Post 62 in a series. When Green Turns Brown is an examination of a small town’s digester-energy project, in which Whitewater, Wisconsin would import other cities’ waste, claiming that the result would be both profitable and green.
In the 12.15.15 meeting at which the Donhoue firm advocated note merely wastewater upgrades but waste importation into Whitewater, Donohue’s Mike Gerbitz contends that Whitewater’s large digester capacity (no longer needed locally) is a boon to the city, and that the earlier expenditure (now excess capacity) justifies a new program of waste importation. In fact, his assessment is ill-considered, and represents a garden-variety economic fallacy that one can easily spot and refute. (Whitewater paid over one million dollars in consulting fees for thinking such as Gerbitz’s.) Here’s his argument, appearing at 29:31 on my video of the meeting (I’ll address his claims about what other communities are doing in future post):
I’ll offer some other perspective….And a number of communities in the upper Midwest, particularly here in Wisconsin have decided to leverage some of the investment previous generations have made to make wastewater treatment more cost effective. Thirty-five years ago somebody built, somebody decided to build, very large digesters, okay?
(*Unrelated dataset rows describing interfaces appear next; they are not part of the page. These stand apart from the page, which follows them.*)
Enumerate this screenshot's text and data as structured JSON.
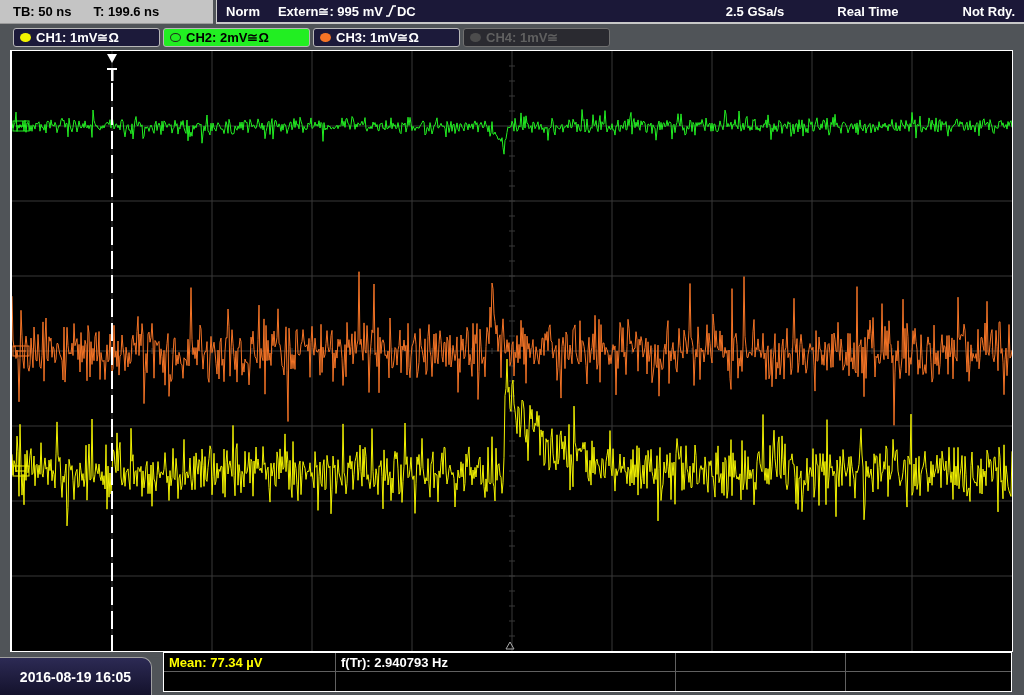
{
  "status_left": [
    "TB: 50 ns",
    "T: 199.6 ns"
  ],
  "trigger": {
    "mode": "Norm",
    "source": "Extern≅: 995 mV",
    "slope_rising": true,
    "coupling": "DC"
  },
  "acquisition": {
    "sample_rate": "2.5 GSa/s",
    "mode": "Real Time",
    "status": "Not Rdy."
  },
  "channels": [
    {
      "label": "CH1: 1mV≅Ω",
      "color": "#f2f200",
      "selected": false,
      "enabled": true
    },
    {
      "label": "CH2: 2mV≅Ω",
      "color": "#22ee22",
      "selected": true,
      "enabled": true
    },
    {
      "label": "CH3: 1mV≅Ω",
      "color": "#f57426",
      "selected": false,
      "enabled": true
    },
    {
      "label": "CH4: 1mV≅",
      "color": "#4c4c4c",
      "selected": false,
      "enabled": false
    }
  ],
  "date_time": "2016-08-19 16:05",
  "measurements": [
    {
      "label": "Mean: 77.34 µV",
      "kind": "channel"
    },
    {
      "label": "f(Tr): 2.940793 Hz",
      "kind": "trigger"
    }
  ]
}
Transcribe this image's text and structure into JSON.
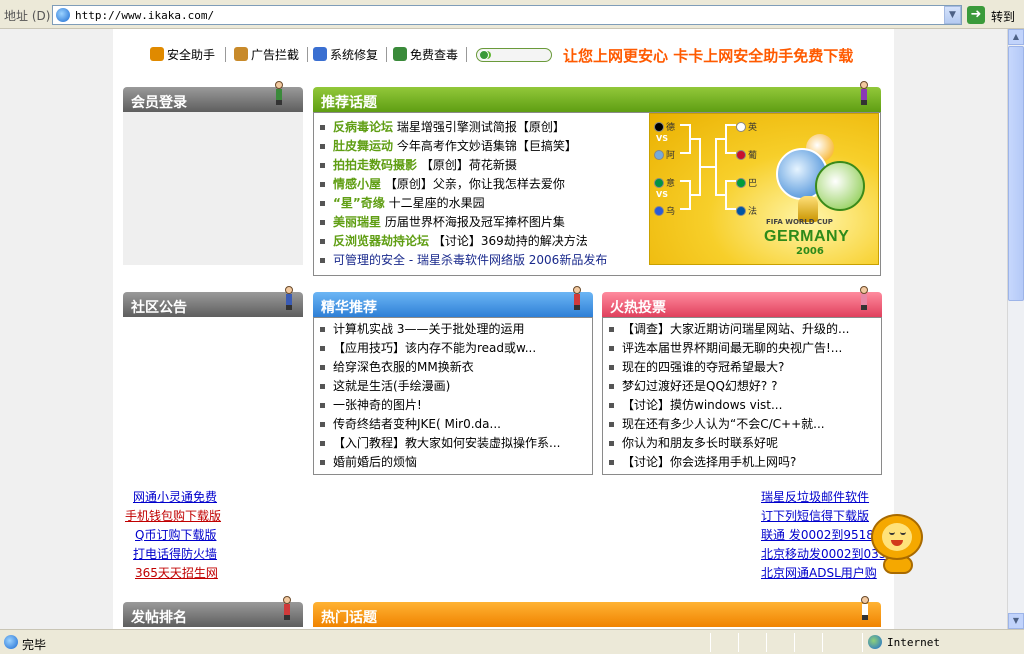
{
  "browser": {
    "address_label": "地址 (D)",
    "url": "http://www.ikaka.com/",
    "go_label": "转到",
    "status_text": "完毕",
    "zone": "Internet"
  },
  "toolbar": {
    "items": [
      {
        "label": "安全助手",
        "icon": "shield-icon",
        "color": "#e08a00"
      },
      {
        "label": "广告拦截",
        "icon": "lock-icon",
        "color": "#c88a2a"
      },
      {
        "label": "系统修复",
        "icon": "wrench-icon",
        "color": "#3a6fd1"
      },
      {
        "label": "免费查毒",
        "icon": "magnifier-icon",
        "color": "#3a8a3a"
      }
    ],
    "slogan": "让您上网更安心 卡卡上网安全助手免费下载",
    "progress": 0.16
  },
  "panels": {
    "member_login": {
      "title": "会员登录"
    },
    "featured_topics": {
      "title": "推荐话题",
      "items": [
        {
          "tag": "反病毒论坛",
          "text": "瑞星增强引擎测试简报【原创】"
        },
        {
          "tag": "肚皮舞运动",
          "text": "今年高考作文妙语集锦【巨搞笑】"
        },
        {
          "tag": "拍拍走数码摄影",
          "text": "【原创】荷花新摄"
        },
        {
          "tag": "情感小屋",
          "text": "【原创】父亲，你让我怎样去爱你"
        },
        {
          "tag": "“星”奇缘",
          "text": "十二星座的水果园"
        },
        {
          "tag": "美丽瑞星",
          "text": "历届世界杯海报及冠军捧杯图片集"
        },
        {
          "tag": "反浏览器劫持论坛",
          "text": "【讨论】369劫持的解决方法"
        },
        {
          "tag": "",
          "text": "可管理的安全 - 瑞星杀毒软件网络版 2006新品发布"
        }
      ],
      "worldcup": {
        "left_flags": [
          "德",
          "阿",
          "意",
          "乌"
        ],
        "right_flags": [
          "英",
          "葡",
          "巴",
          "法"
        ],
        "vs": "VS",
        "caption": "FIFA WORLD CUP",
        "country": "GERMANY",
        "year": "2006"
      }
    },
    "community": {
      "title": "社区公告"
    },
    "essence": {
      "title": "精华推荐",
      "items": [
        "计算机实战 3——关于批处理的运用",
        "【应用技巧】该内存不能为read或w...",
        "给穿深色衣服的MM换新衣",
        "这就是生活(手绘漫画)",
        "一张神奇的图片!",
        "传奇终结者变种JKE( Mir0.da...",
        "【入门教程】教大家如何安装虚拟操作系...",
        "婚前婚后的烦恼"
      ]
    },
    "hot_vote": {
      "title": "火热投票",
      "items": [
        "【调查】大家近期访问瑞星网站、升级的...",
        "评选本届世界杯期间最无聊的央视广告!...",
        "现在的四强谁的夺冠希望最大?",
        "梦幻过渡好还是QQ幻想好? ?",
        "【讨论】摸仿windows vist...",
        "现在还有多少人认为“不会C/C++就...",
        "你认为和朋友多长时联系好呢",
        "【讨论】你会选择用手机上网吗?"
      ]
    },
    "post_rank": {
      "title": "发帖排名"
    },
    "hot_topics": {
      "title": "热门话题"
    }
  },
  "left_links": [
    {
      "text": "网通小灵通免费",
      "color": "#0000cc"
    },
    {
      "text": "手机钱包购下载版",
      "color": "#c00000"
    },
    {
      "text": "Q币订购下载版",
      "color": "#0000cc"
    },
    {
      "text": "打电话得防火墙",
      "color": "#0000cc"
    },
    {
      "text": "365天天招生网",
      "color": "#c00000"
    }
  ],
  "right_links": [
    {
      "text": "瑞星反垃圾邮件软件",
      "color": "#0000cc"
    },
    {
      "text": "订下列短信得下载版",
      "color": "#0000cc"
    },
    {
      "text": "联通 发0002到9518",
      "color": "#0000cc"
    },
    {
      "text": "北京移动发0002到033",
      "color": "#0000cc"
    },
    {
      "text": "北京网通ADSL用户购",
      "color": "#0000cc"
    }
  ]
}
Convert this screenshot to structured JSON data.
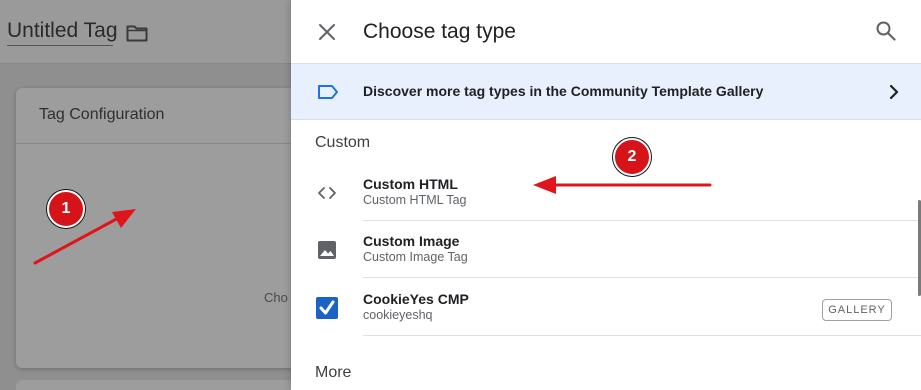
{
  "background": {
    "page_title": "Untitled Tag",
    "card_title": "Tag Configuration",
    "card_hint_partial": "Cho"
  },
  "panel": {
    "title": "Choose tag type",
    "discover_text": "Discover more tag types in the Community Template Gallery",
    "sections": {
      "custom": "Custom",
      "more": "More"
    },
    "items": [
      {
        "name": "Custom HTML",
        "subtitle": "Custom HTML Tag",
        "icon": "code-icon"
      },
      {
        "name": "Custom Image",
        "subtitle": "Custom Image Tag",
        "icon": "image-icon"
      },
      {
        "name": "CookieYes CMP",
        "subtitle": "cookieyeshq",
        "icon": "checkbox-logo-icon",
        "badge": "GALLERY"
      }
    ]
  },
  "annotations": {
    "badge_1": "1",
    "badge_2": "2"
  },
  "colors": {
    "accent_blue": "#1a73e8",
    "annotation_red": "#d7131a",
    "discover_bg": "#e8f0fe"
  }
}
Today you’re only using a very small fraction of that capacity, that this community has paid for, and is done paying for, and has been done paying for a long time….
See, Local Government Discusses a Waste Importation Project @ Vimeo, beginning at 29:31.
Gerbitz either doesn’t know – or hopes his audience doesn’t know – that he’s committed the economic fallacy of sunk costs, of believing that past expenditures should bind future action.
On the contrary, it’s irrational to commit to a future course simply because one has spent lavishly on a project in the past – one looks at the present possibilities for spending, and decides from among all present options what’s best going forward. (I’ll show later that advocacy for waste importation going forward rests – indeed requires – ignorance of the real costs of the project, including the side-effects of it.)
Julia Galef explains the fallacy in greater detail:
So I want to introduce you to a concept known as the sunk cost fallacy. Imagine that you’re going to the store and you’re halfway there when you realize, “Oh wait, the store is actually closed today.” But you figure, “Well, I’ve already come ten blocks. I might as well just go all the way to the store, you know, so that my ten blocks of walking won’t have been wasted. Well, this is a transparently silly way to reason and I doubt that any of us would actually go all the way to a store that we knew was closed just because we’d already gone ten blocks.
But this pattern of thinking is actually surprisingly common in scenarios that are a little bit less obvious than the store example. So, say you’re in a career and it’s becoming more and more clear to you that this isn’t actually a fulfilling career for you. You’d probably be happier somewhere else. But you figure I’ll just stick with it because I don’t want my past ten years of effort and time and money to have been wasted. So the time and money and effort and whatever else you’ve already spent is what we call the sunk cost. It’s gone no matter what you do going forward. And now you’re just trying to decide given that I’ve already spent that money or time or whatever, what choice is going to produce the best outcome for my future.
And the sunk cost fallacy then means making a choice not based on what outcome you think is going to be the best going forward but instead based on a desire not to see your past investment go to waste.
Once you start paying attention to the sunk cost fallacy you’ll probably notice at least a few things that you would like to be doing differently. And maybe those will be small scale things like, in my case, I now am much more willing to just abandon a book if a hundred pages in I conclude that I’m not enjoying it and I’m, you know, not getting any value out of it rather than trudging through the remaining 200-300 pages of the book just because I don’t want, you know, my past investment of a hundred pages, the time that I spent reading those hundred pages to go to waste.
And you might notice some large things, too. For example, I was in a Ph.D. program and started realizing, “Gee, this really isn’t the field for me.” And you know, it’s a shame that I have spent the last several years preparing for and working in this Ph.D. program but I genuinely predict going forward that I’d be happier if I switched to another field. And sometimes it really does take time to fully acknowledge to yourself that you don’t have any good reason to stick with the job or Ph.D. or project that you’ve been working on so long because sunk costs are painful. But at least having the sunk cost fallacy on your radar means that you have the opportunity at least to push past that and make the choice that instead will lead to the better outcomes for your future.
See, Julia Galef: The Sunk Costs Fallacy.
(It’s worth noting that attempts to refute the claim that costs should be calculated on the margin – and sunk costs ignored – often involve either appeals to the value of concealing past mistakes or contentions that people in real-world situations disregard an on-the margin analysis. Concealing past mistakes is of no advantage for policy here, and does not apply to a capacity now fallen into desuetude when a nearby dairy left the area; claims that people sometimes act otherwise than by following a margin-based assessment only show that some – such as Gerbitz, in this case – either act wastefully or seek to persuade others against a rational outcome.)
Over a million dollars for these consultants – but for all, garden-variety error presented as sound advice.